Forestville interpretive program shows farrier's services
Tuesday, July 16, 2013 3:24 AM
"They get new shoes every six to eight weeks if they're used for riding a fair bit. The shoes are for traction, support and protection," said Cresco farrier Jarred Lund, speaking to visitors at Historic Forestville's new "New Shoes for Horses" interpretive program last Saturday as he inspected, filed and shod a horse as part of a demonstration meant to illustrate what is necessary to fit horseshoes to horses, animals which were the main source of transportation in 1899.
Farrier Jarrett Lund prepares new shoes for horses during the new Historic Forestville interpretive program, "New Shoes for Horses," held last Saturday in the site's weigh house. GRETCHEN MENSINK LOVEJOY/BLUFF COUNTRY NEWSPAPER GROUP
Lund showed program attendees how a horse's hoof is first cleaned, then filed on the sides and bottom. "You clean the foot and get it ready, go ahead and trim it. Proper maintenance keeps hooves healthy. They shed their hoof wall about two to three times a year, on average, and it's best to keep them trimmed to keep bacteria out, so top-dressing them is as important as anything - if a hoof starts getting long, it puts pressure on the tendons and ligaments. The hoof grows out as far as it is wide and down the same length, so if you don't keep that filed, you don't have a healthy 'frog'...a tight foot is a healthy foot, so keeping shoes on a horse helps keep the horse supported."
Lund has been in the business for the past 11 years and trained in Kentucky because "it's hard to find a horse shoer, and even then, a good horse shoer...plus, I don't want to work in an office or on someone else's hours, so I might as well do something I enjoy."

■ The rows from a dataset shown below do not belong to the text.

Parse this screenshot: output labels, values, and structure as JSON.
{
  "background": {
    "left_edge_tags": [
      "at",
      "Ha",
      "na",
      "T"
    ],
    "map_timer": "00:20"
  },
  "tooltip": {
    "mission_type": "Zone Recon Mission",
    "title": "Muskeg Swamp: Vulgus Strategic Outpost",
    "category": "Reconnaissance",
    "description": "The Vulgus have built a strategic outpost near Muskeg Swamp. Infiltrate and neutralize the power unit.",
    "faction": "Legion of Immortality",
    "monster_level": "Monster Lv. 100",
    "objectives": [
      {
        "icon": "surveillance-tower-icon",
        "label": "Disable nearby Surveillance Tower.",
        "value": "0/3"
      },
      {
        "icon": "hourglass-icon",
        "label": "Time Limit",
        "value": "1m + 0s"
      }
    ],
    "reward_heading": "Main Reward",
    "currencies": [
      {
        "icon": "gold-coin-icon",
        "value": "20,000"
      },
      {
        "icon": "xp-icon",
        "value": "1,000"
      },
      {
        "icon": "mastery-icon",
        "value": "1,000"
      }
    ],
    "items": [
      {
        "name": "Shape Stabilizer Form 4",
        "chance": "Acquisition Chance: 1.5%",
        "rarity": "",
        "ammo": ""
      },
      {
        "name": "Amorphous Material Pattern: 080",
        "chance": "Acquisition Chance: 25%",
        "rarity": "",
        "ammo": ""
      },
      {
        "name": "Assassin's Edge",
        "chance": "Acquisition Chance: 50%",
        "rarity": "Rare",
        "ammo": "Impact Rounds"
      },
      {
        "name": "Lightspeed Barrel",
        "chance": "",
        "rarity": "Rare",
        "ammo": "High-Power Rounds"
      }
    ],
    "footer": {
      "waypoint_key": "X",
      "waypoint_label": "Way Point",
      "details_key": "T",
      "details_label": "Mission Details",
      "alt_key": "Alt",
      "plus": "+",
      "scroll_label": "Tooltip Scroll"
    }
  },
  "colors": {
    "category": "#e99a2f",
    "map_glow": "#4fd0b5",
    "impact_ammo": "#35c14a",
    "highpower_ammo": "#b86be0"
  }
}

Mass-produced horseshoes were first made during the mid - to late-1800s, and that changed slightly how they were put on horses. Instead of having to forge a whole new shoe for each hoof, farriers like Lund were able to shoe each horse in less than two hours by simply cleaning and filing hooves, then by heating the manufactured shoes on a forge, "hot-shaping" or fitting them to the hoof while still hot off the forge, then "cold-shaping" them, or putting the shoes back in the forge after hot-shaping them and then hammering them into shape on an anvil.
Once the shoes are shaped, they are nailed to the hooves, then the nails are trimmed using a tool called a "clincher." "Once you've got the shoe shaped the way you'd like it, you can put it on the horse. The clincher bends the nail over into a groove that I made...it helps get a good flush hoof wall so that the nail won't catch on anything."
Lund pointed out that there are different sizes of nails to be used with the shoes, and that they're "beveled so that they go in faster." Additionally, he stated that there is a difference between standard shoes and shoes for draft horses, noting that "there's a lot more steel in draft horseshoes."
The farrier's services on display as a demonstration were part of Historic Forestville's efforts to show village visitors what different parts of daily life might have been like for those who lived there. This is, in addition to its existing programming which includes tours of the Thomas Meighen house and store, the wagon barn and the farmyard as they might have been in 1899, the year that staff at the site interpret through events such as its bread and butter-making day, its garden planting and harvesting, its preservation and canning event and its "By the Light of the Lantern" late-evening Saturday leisure event. The site is also marking the commemoration of the Civil War's sesquicentennial, this year with "Days of '63," a Civil War encampment that is set for Saturday, July 27, and Sunday, July 28.
Historic Forestville is located inside Forestville-Mystery Cave State Park, 21899 County Rd. 118, Preston, between Wykoff and Preston. For more information on activities, call (507) 765-2785, log onto the site's website at www.mnhs.org/places/sites/hf/visitforestville.html, or e-mail Forestville@mnhs.org.